MJU Division of Student Affairs director Sukij Tidchai said the school had to confront the cold statistic of an average of 10 students dying yearly in road accidents. Most were riding motorcycles without a helmet. Others died because they ignored other traffic regulations.
So the university launched a safety campaign that included raising awareness and strictly enforcing traffic regulations.
It imposed four rules. Motorcycle riders not wearing a helmet couldn’t enter the school grounds. Everyone on a motorcycle had to wear a helmet on roads within the campus. Failure to do so resulted in 10 disciplinary points being deducted, and if the score fell 40 points, the student was suspended from classes and disciplinary punishment was initiated.
The campaign ended up boosting helmet use from 30 per cent in 2012 to 100 per cent last year.
In 2012 there were 11 road-accident deaths and 694 injuries among students and school personnel. Last year there were three deaths and 54 injuries, Sukij said.
The success prompted the university to expand the campaign to neighbouring communities, he added.
Rungrawin Kengkaj and Teerachai Yenjai, both freshmen in the Faculty of Agricultural Production, said they welcomed the helmet rules because they improved safety and were easy enough to abide by.

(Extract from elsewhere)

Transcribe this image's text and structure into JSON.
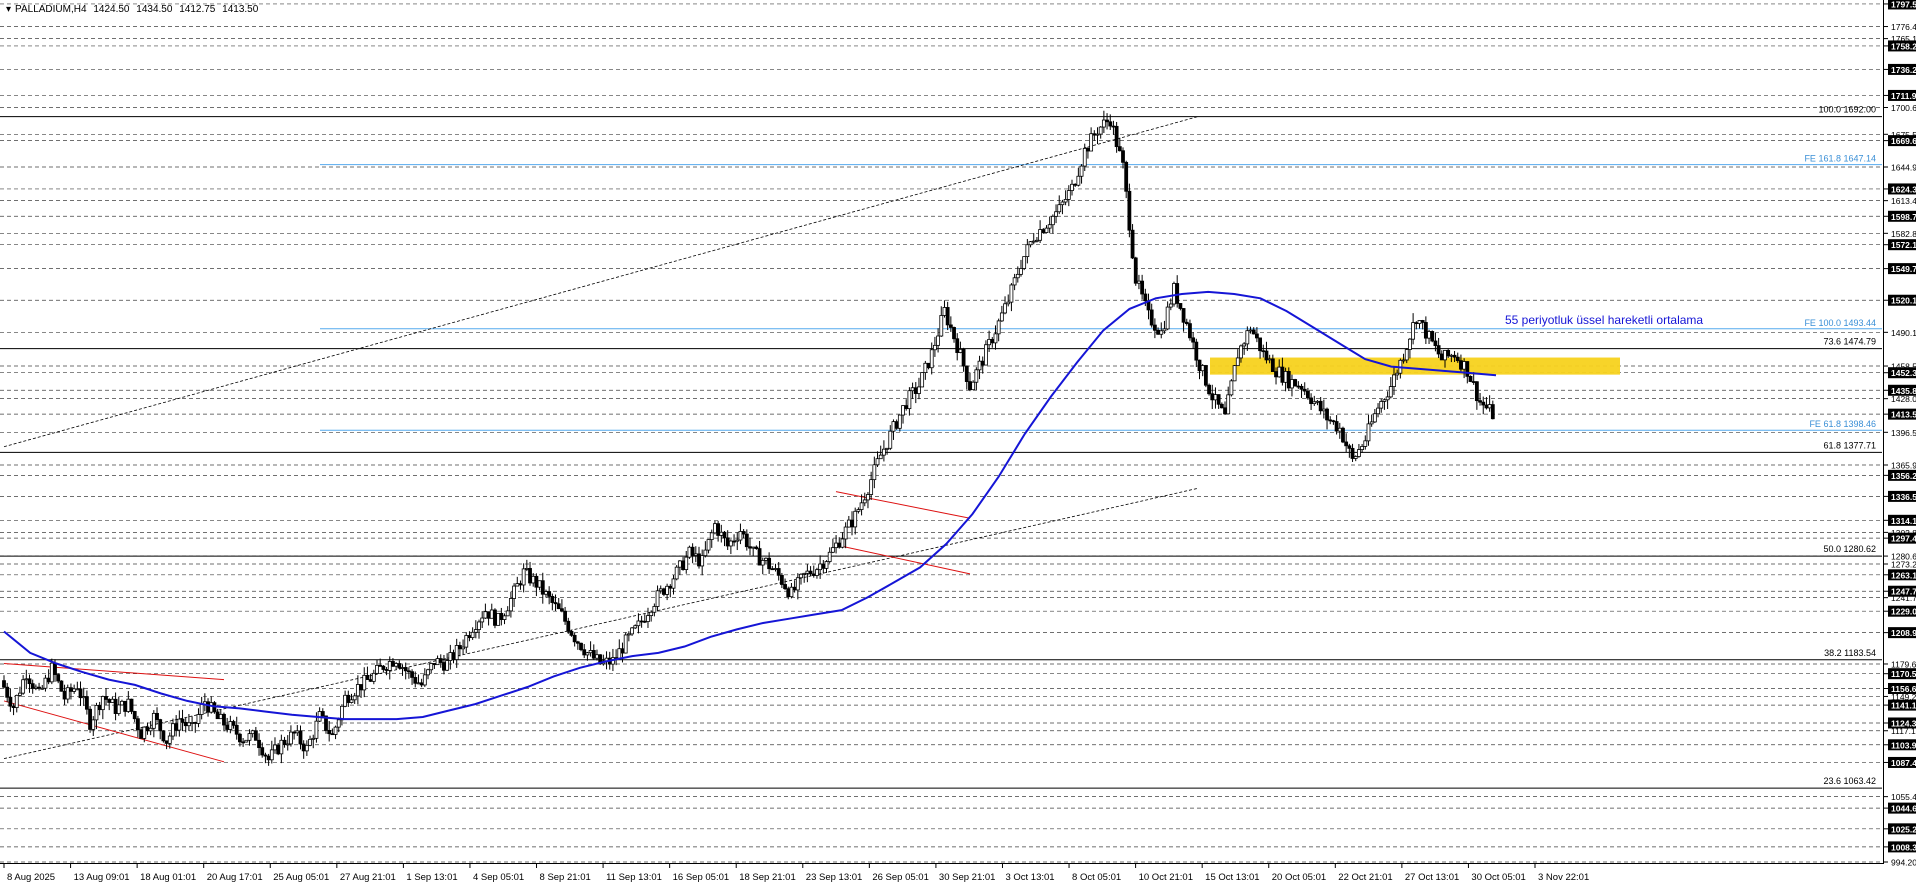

“Once you make it a habit, you just automatically do it, not only around the campus but outside as well,” Rungrawin said.
Published : May 25, 2022
Published : November 25, 2018
By : The Nation